**What the exercise asks:**
Within the lines below, find those that hold the string "title" and copy each one.

**Dataset excerpts:**
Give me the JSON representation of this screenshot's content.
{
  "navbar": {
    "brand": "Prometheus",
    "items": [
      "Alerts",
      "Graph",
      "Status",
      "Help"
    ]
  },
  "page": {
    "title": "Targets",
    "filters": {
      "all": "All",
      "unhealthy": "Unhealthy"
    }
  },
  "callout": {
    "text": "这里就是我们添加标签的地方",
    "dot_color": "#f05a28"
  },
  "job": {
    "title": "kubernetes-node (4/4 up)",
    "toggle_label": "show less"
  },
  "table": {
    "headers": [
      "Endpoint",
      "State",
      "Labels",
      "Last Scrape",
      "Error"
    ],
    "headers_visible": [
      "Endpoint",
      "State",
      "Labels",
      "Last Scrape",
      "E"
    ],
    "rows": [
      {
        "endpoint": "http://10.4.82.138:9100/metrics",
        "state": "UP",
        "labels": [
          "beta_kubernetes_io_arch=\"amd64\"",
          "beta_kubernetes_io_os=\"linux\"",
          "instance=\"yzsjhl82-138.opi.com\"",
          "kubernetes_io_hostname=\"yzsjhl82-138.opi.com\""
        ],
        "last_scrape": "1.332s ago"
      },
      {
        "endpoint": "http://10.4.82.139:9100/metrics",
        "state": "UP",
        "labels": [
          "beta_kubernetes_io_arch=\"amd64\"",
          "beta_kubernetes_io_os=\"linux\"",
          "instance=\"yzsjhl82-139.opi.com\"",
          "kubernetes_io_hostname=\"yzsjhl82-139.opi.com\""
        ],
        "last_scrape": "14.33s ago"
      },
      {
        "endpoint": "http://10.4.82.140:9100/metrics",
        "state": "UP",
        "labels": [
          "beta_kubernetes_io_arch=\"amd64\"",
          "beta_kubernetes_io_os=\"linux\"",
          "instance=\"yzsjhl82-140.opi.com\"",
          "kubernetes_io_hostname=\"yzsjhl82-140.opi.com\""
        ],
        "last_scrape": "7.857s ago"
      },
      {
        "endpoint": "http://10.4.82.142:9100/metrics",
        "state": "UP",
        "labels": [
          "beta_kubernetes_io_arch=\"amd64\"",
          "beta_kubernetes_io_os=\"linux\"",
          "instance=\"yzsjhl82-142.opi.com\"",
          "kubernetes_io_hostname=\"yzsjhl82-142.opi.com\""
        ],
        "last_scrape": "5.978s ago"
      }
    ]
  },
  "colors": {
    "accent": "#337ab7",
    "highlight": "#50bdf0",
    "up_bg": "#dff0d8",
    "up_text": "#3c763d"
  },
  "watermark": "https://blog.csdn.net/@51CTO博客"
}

**Response for this exercise:**
    "title": "Targets",
    "title": "kubernetes-node (4/4 up)",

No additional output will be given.